One of the top Red Sox pitching prospects showed why he's so exciting his 2014 debut.

Steve Mitchell-USA TODAY Sports

The Red Sox have a slew of starting pitching prospects, and none excites more than Henry Owens. He might not end up being the best of the bunch, but the potential is there for him to be far superior to any other arm in Boston's deep system right now. Some of that potential showed on Thursday, in Owens' 2014 debut, when he threw six no-hit innings against Reading before rain cut the game short.

Owens was dominant, striking out nine batters against just two walks, with 69 percent of his pitches going for strikes. As efficiency and control have been his only significant issues to this point, seeing him perform well in both regards is comforting, even if it's just the one start. Seeing him give up no hits in addition to that is icing on the proverbial cake, albeit welcome icing.

Through 36-1/3 career innings at Double-A, Owens owns a 1.49 ERA with 55 strikeouts against 35 baserunners: 18 of them making it through hits, and 17 through walks. He needs to work on keeping his walk rate down, though, if he's striking out batters at the rate he has, he's still going to put plenty of separation between his punch out and free pass rates to get by. It's likely that he'll miss fewer bats as he continues to climb up the organizational ladder, however, so figuring out a way to reduce his walk totals is the most important thing he has left to do during his time in the minors.

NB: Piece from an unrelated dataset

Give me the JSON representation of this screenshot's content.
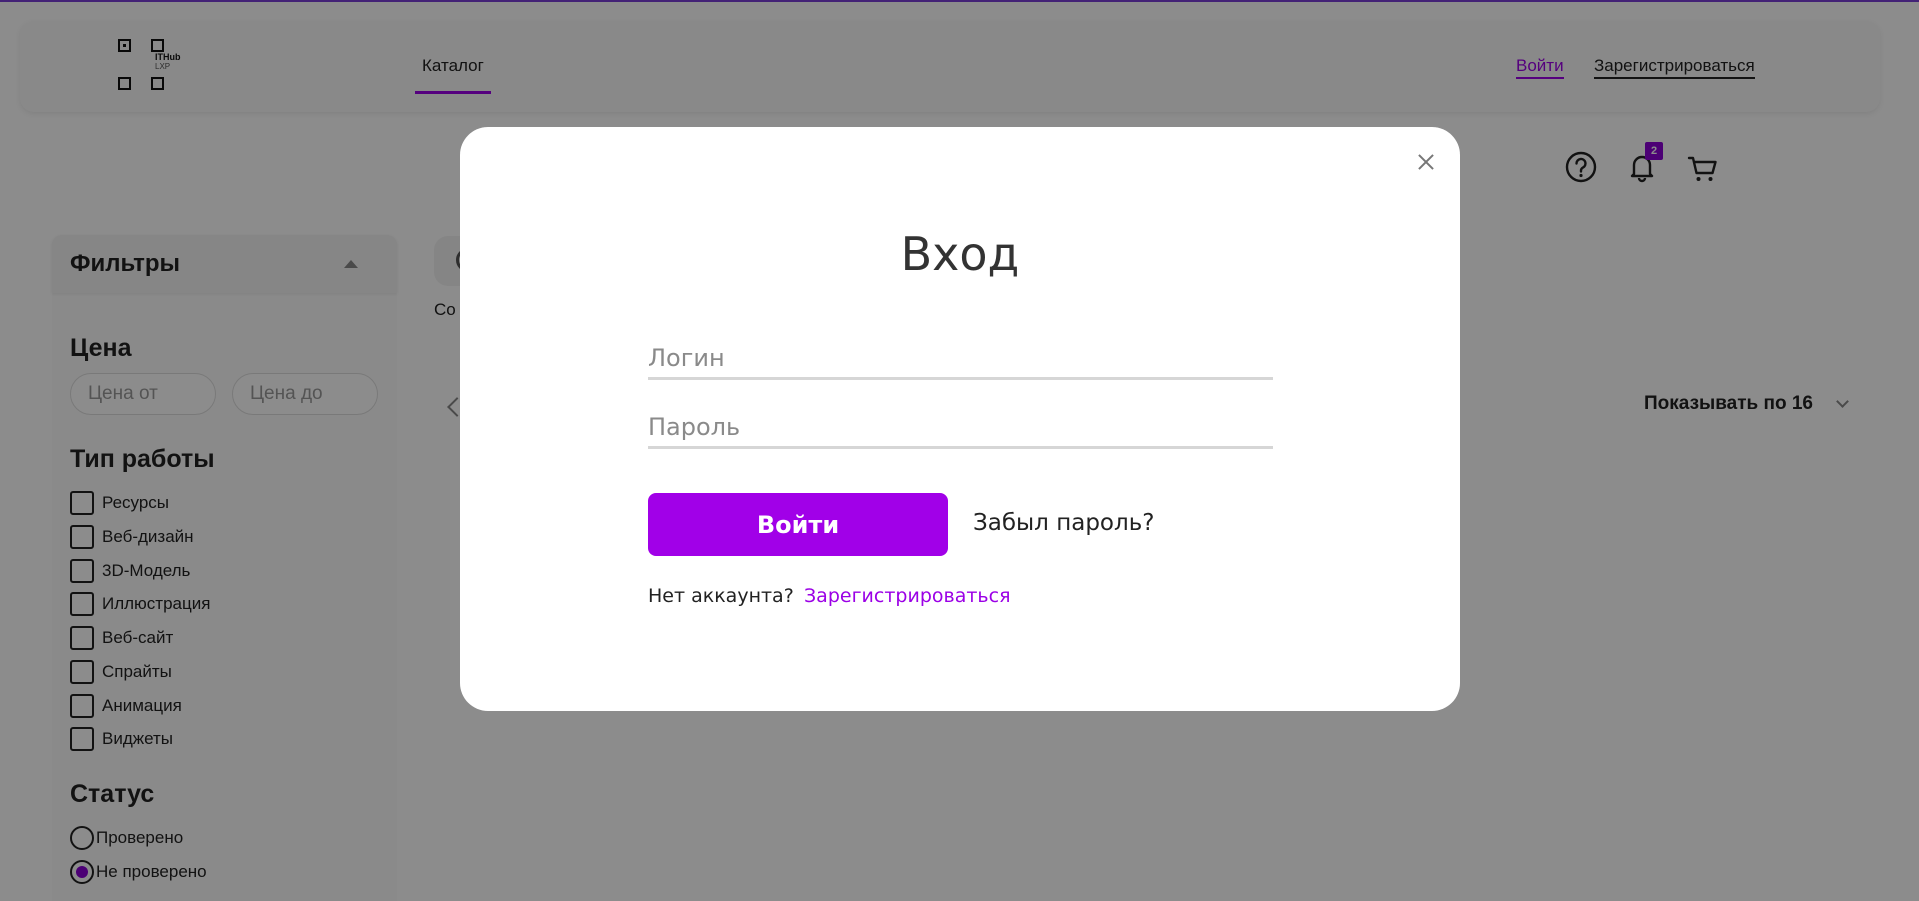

He probably has plenty of time left there, too: he's all of 21 years old, and doesn't need to be added to the 40-man for Rule 5 protection until after the 2015 season. The Red Sox won't let him wait that long to see the majors, most likely, but with a stacked Triple-A rotation which already has plenty of 40-man arms on it, Boston's not going to crowd the picture even further if they don't have to. About the only way Owens is going to speed by the arms in front of him on the depth chart within the next year is for him to reach Triple-A and treat it like he has Double-A to this point. It's not an impossibility, but before he can even get a chance, space needs to open up there first. Let's remember, too, that he has all of seven starts at Double-A: it's not like he's dominated the level for a year or more. Patience is still encouraged at this point.